## INPUT MATERIAL
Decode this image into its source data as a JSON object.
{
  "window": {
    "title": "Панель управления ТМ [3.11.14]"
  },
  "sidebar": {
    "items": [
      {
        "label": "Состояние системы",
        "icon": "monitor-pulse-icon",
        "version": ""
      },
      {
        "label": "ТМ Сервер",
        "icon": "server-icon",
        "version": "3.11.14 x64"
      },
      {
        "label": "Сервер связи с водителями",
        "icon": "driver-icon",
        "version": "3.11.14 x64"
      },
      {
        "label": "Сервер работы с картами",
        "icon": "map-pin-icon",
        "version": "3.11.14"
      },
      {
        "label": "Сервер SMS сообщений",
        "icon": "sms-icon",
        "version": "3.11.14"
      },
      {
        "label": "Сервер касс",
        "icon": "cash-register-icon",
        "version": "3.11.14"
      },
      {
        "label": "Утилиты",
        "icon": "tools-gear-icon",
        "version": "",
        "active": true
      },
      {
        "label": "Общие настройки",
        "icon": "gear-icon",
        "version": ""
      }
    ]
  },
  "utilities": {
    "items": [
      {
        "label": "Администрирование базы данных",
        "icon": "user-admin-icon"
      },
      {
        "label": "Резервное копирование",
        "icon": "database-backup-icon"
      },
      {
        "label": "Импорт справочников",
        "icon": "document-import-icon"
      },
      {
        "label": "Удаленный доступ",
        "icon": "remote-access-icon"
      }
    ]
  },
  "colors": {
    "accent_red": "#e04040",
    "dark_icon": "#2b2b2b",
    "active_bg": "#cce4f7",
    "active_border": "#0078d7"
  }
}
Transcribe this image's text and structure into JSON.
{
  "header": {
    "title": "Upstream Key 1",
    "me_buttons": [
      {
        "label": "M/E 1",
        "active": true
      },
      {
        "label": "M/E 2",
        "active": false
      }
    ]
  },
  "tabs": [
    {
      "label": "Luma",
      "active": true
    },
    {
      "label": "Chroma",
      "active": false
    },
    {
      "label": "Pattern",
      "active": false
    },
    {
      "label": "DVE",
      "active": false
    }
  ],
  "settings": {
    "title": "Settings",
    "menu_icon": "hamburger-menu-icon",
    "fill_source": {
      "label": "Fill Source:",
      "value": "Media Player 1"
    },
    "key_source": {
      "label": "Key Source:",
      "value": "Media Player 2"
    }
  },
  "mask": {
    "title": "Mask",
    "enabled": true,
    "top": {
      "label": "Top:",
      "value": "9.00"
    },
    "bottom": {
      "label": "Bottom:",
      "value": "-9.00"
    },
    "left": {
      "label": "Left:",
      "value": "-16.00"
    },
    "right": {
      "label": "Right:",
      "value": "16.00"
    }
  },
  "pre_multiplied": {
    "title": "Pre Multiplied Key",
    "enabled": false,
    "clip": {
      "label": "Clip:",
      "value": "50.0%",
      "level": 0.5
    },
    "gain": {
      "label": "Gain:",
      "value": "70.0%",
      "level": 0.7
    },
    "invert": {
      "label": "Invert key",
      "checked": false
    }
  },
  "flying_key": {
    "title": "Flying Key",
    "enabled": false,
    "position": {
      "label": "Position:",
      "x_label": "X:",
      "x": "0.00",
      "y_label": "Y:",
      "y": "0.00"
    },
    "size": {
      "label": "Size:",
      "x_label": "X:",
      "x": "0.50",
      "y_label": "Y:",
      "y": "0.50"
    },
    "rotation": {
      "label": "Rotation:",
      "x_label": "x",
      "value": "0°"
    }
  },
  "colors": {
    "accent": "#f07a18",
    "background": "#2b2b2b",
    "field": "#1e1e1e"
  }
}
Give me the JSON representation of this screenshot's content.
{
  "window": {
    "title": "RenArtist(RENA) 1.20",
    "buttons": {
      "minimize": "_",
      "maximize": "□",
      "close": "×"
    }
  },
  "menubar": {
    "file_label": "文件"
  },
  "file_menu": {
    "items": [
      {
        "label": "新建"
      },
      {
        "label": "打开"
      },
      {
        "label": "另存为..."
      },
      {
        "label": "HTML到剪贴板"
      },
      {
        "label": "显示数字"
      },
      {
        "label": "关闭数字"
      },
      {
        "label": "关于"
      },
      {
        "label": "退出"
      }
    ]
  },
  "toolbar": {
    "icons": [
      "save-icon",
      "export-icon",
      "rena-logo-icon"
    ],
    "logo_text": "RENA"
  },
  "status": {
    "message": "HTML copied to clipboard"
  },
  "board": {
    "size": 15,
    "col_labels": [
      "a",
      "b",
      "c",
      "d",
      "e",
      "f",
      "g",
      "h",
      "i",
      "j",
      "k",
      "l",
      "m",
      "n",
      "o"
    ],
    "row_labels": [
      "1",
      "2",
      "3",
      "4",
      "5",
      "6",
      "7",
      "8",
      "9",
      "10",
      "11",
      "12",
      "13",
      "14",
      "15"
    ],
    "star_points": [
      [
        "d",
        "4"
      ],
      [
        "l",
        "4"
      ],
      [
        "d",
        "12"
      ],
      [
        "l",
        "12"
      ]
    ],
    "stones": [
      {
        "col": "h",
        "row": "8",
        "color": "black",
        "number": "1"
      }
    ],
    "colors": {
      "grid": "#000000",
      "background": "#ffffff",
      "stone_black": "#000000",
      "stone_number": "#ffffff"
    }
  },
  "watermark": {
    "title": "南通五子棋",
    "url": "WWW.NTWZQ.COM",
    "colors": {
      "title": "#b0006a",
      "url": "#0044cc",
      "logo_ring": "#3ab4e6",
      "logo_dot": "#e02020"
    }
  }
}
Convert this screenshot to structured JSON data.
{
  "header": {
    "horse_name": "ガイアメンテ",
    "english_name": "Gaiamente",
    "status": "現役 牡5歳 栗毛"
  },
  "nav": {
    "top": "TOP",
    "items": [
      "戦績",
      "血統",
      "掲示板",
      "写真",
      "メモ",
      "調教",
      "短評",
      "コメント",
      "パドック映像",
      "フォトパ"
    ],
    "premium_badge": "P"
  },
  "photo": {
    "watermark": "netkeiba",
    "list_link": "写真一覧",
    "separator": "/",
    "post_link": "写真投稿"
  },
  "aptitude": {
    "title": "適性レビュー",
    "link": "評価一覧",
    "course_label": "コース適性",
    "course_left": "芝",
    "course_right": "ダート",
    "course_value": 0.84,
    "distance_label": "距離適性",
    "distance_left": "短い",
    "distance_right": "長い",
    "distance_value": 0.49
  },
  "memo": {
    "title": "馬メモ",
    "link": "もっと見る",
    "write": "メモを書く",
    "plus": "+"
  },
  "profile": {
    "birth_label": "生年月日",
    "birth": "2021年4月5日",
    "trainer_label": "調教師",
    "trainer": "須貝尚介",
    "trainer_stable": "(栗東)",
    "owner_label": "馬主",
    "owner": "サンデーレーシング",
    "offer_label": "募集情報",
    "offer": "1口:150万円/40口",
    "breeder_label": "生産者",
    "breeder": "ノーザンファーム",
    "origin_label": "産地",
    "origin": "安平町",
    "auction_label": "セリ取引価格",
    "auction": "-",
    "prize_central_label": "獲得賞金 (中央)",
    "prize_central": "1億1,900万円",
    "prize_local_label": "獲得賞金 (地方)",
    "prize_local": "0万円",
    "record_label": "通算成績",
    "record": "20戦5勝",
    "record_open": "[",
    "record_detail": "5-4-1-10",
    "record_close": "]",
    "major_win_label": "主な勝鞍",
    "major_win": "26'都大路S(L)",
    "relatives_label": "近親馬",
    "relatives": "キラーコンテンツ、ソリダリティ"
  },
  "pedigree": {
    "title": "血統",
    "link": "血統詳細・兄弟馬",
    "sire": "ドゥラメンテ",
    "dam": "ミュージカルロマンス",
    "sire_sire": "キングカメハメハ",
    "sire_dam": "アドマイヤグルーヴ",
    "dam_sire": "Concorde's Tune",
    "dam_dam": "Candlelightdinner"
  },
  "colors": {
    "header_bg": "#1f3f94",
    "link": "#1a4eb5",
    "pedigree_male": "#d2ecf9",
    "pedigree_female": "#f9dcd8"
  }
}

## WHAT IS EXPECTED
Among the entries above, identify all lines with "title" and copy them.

## ANSWER SECTION
    "title": "Панель управления ТМ [3.11.14]"
    "title": "Upstream Key 1",
    "title": "Settings",
    "title": "Mask",
    "title": "Pre Multiplied Key",
    "title": "Flying Key",
    "title": "RenArtist(RENA) 1.20",
    "title": "南通五子棋",
      "title": "#b0006a",
    "title": "適性レビュー",
    "title": "馬メモ",
    "title": "血統",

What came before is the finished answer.